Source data
_ _ _ _

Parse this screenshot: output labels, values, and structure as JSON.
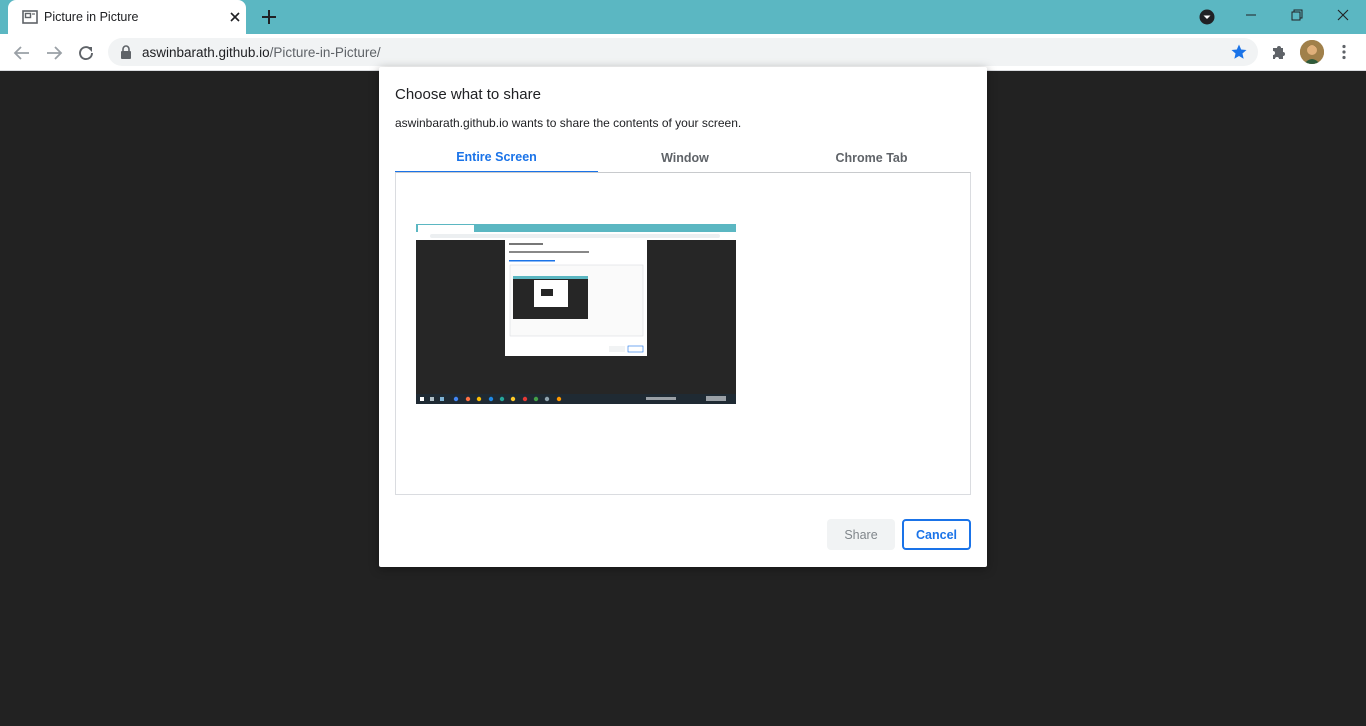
{
  "browser": {
    "tab_title": "Picture in Picture",
    "url_host": "aswinbarath.github.io",
    "url_path": "/Picture-in-Picture/",
    "accent_color": "#5bb7c2"
  },
  "dialog": {
    "title": "Choose what to share",
    "description": "aswinbarath.github.io wants to share the contents of your screen.",
    "tabs": [
      {
        "label": "Entire Screen",
        "selected": true
      },
      {
        "label": "Window",
        "selected": false
      },
      {
        "label": "Chrome Tab",
        "selected": false
      }
    ],
    "share_label": "Share",
    "cancel_label": "Cancel",
    "accent_color": "#1a73e8"
  },
  "icons": {
    "favicon": "picture-in-picture-icon",
    "tab_close": "close-icon",
    "new_tab": "plus-icon",
    "tab_search": "chevron-down-icon",
    "lock": "lock-icon",
    "bookmark": "star-icon",
    "extensions": "puzzle-icon",
    "menu": "more-vert-icon"
  }
}
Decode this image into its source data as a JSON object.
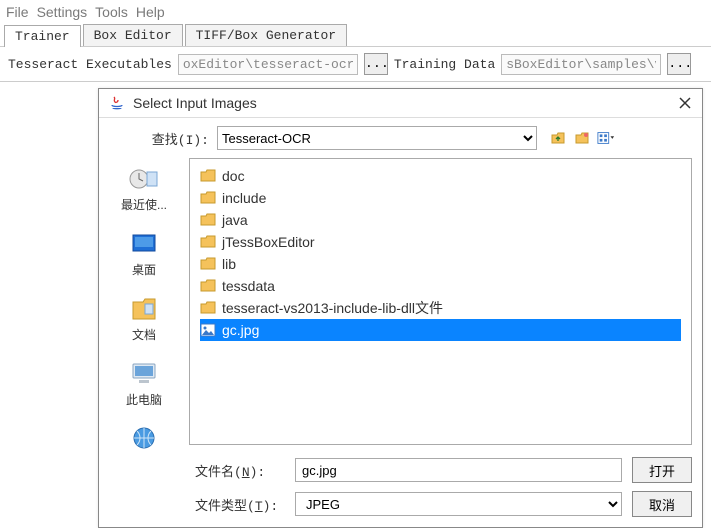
{
  "menu": {
    "file": "File",
    "settings": "Settings",
    "tools": "Tools",
    "help": "Help"
  },
  "tabs": {
    "trainer": "Trainer",
    "box_editor": "Box Editor",
    "tiff_box": "TIFF/Box Generator"
  },
  "pathbar": {
    "exec_label": "Tesseract Executables",
    "exec_value": "oxEditor\\tesseract-ocr",
    "train_label": "Training Data",
    "train_value": "sBoxEditor\\samples\\vie",
    "dots": "..."
  },
  "dialog": {
    "title": "Select Input Images",
    "lookin_label": "查找(I):",
    "lookin_value": "Tesseract-OCR",
    "sidebar": {
      "recent": "最近使...",
      "desktop": "桌面",
      "documents": "文档",
      "thispc": "此电脑",
      "network": "网络"
    },
    "files": [
      {
        "name": "doc",
        "type": "folder"
      },
      {
        "name": "include",
        "type": "folder"
      },
      {
        "name": "java",
        "type": "folder"
      },
      {
        "name": "jTessBoxEditor",
        "type": "folder"
      },
      {
        "name": "lib",
        "type": "folder"
      },
      {
        "name": "tessdata",
        "type": "folder"
      },
      {
        "name": "tesseract-vs2013-include-lib-dll文件",
        "type": "folder"
      },
      {
        "name": "gc.jpg",
        "type": "image",
        "selected": true
      }
    ],
    "filename_label_pre": "文件名(",
    "filename_label_u": "N",
    "filename_label_post": "):",
    "filename_value": "gc.jpg",
    "filetype_label_pre": "文件类型(",
    "filetype_label_u": "T",
    "filetype_label_post": "):",
    "filetype_value": "JPEG",
    "open_btn": "打开",
    "cancel_btn": "取消"
  }
}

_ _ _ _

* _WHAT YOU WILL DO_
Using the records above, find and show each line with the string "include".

* _TASK SOLUTION_
        "name": "include",
        "name": "tesseract-vs2013-include-lib-dll文件",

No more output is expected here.